• **Exercise instructions**
Narrow the data below down to the lines containing "true".

┌────────

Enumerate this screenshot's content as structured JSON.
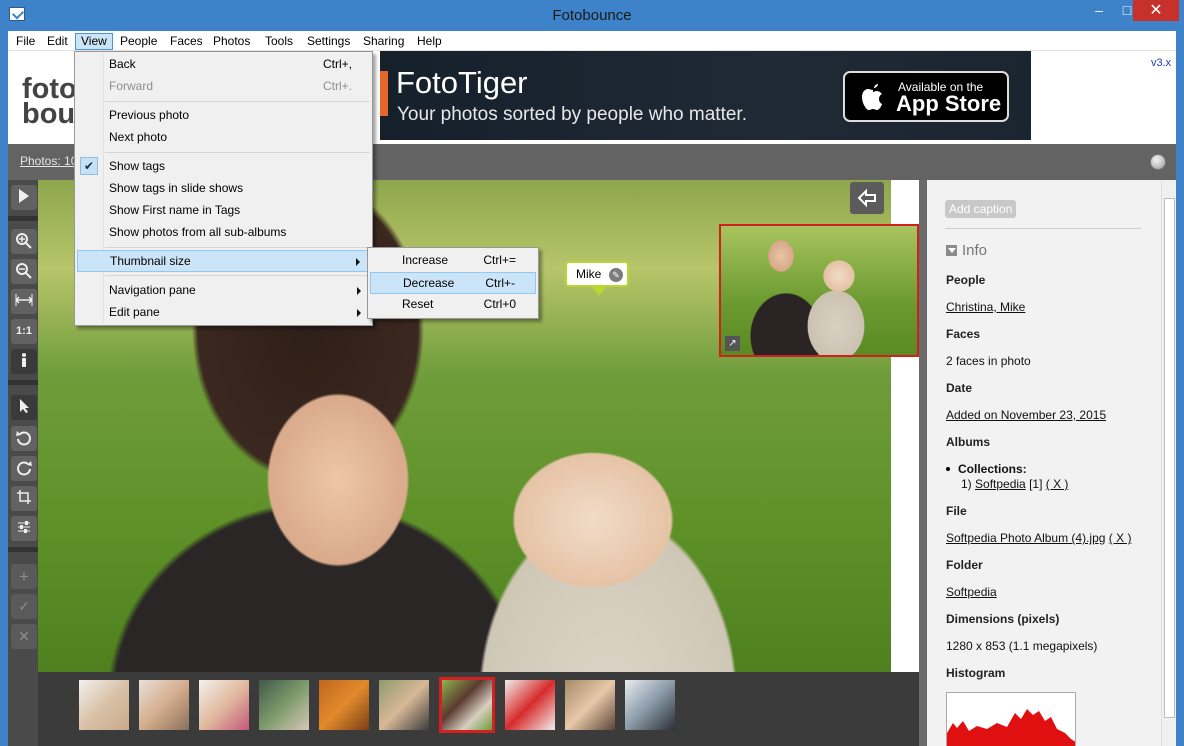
{
  "window": {
    "title": "Fotobounce",
    "min": "–",
    "max": "□",
    "close": "✕"
  },
  "menubar": [
    "File",
    "Edit",
    "View",
    "People",
    "Faces",
    "Photos",
    "Tools",
    "Settings",
    "Sharing",
    "Help"
  ],
  "banner": {
    "logo": "foto\nbounce",
    "ad_title": "FotoTiger",
    "ad_subtitle": "Your photos sorted by people who matter.",
    "store_line1": "Available on the",
    "store_line2": "App Store",
    "version": "v3.x"
  },
  "statusbar": {
    "photos_link": "Photos: 10"
  },
  "view_menu": {
    "items": [
      {
        "label": "Back",
        "shortcut": "Ctrl+,"
      },
      {
        "label": "Forward",
        "shortcut": "Ctrl+.",
        "disabled": true
      },
      {
        "label": "Previous photo"
      },
      {
        "label": "Next photo"
      },
      {
        "label": "Show tags",
        "checked": true
      },
      {
        "label": "Show tags in slide shows"
      },
      {
        "label": "Show First name in Tags"
      },
      {
        "label": "Show photos from all sub-albums"
      },
      {
        "label": "Thumbnail size",
        "submenu": true,
        "highlighted": true
      },
      {
        "label": "Navigation pane",
        "submenu": true
      },
      {
        "label": "Edit pane",
        "submenu": true
      }
    ]
  },
  "thumbnail_submenu": {
    "items": [
      {
        "label": "Increase",
        "shortcut": "Ctrl+="
      },
      {
        "label": "Decrease",
        "shortcut": "Ctrl+-",
        "highlighted": true
      },
      {
        "label": "Reset",
        "shortcut": "Ctrl+0"
      }
    ]
  },
  "photo": {
    "face_tag": "Mike"
  },
  "info_panel": {
    "add_caption": "Add caption",
    "section": "Info",
    "people_label": "People",
    "people_value": "Christina, Mike",
    "faces_label": "Faces",
    "faces_value": "2 faces in photo",
    "date_label": "Date",
    "date_value": "Added on November 23, 2015",
    "albums_label": "Albums",
    "collections_label": "Collections:",
    "collections_index": "1)",
    "collections_name": "Softpedia",
    "collections_count": "[1]",
    "collections_remove": "( X )",
    "file_label": "File",
    "file_value": "Softpedia Photo Album (4).jpg",
    "file_remove": "( X )",
    "folder_label": "Folder",
    "folder_value": "Softpedia",
    "dimensions_label": "Dimensions (pixels)",
    "dimensions_value": "1280 x 853 (1.1 megapixels)",
    "histogram_label": "Histogram"
  },
  "filmstrip": {
    "selected_index": 6,
    "count": 10
  },
  "colors": {
    "accent": "#3e83c9",
    "selection_red": "#d52020",
    "tag_green": "#b9d532"
  }
}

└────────

• **Answer**
        "disabled": true
        "checked": true
        "submenu": true,
        "highlighted": true
        "submenu": true
        "submenu": true
        "highlighted": true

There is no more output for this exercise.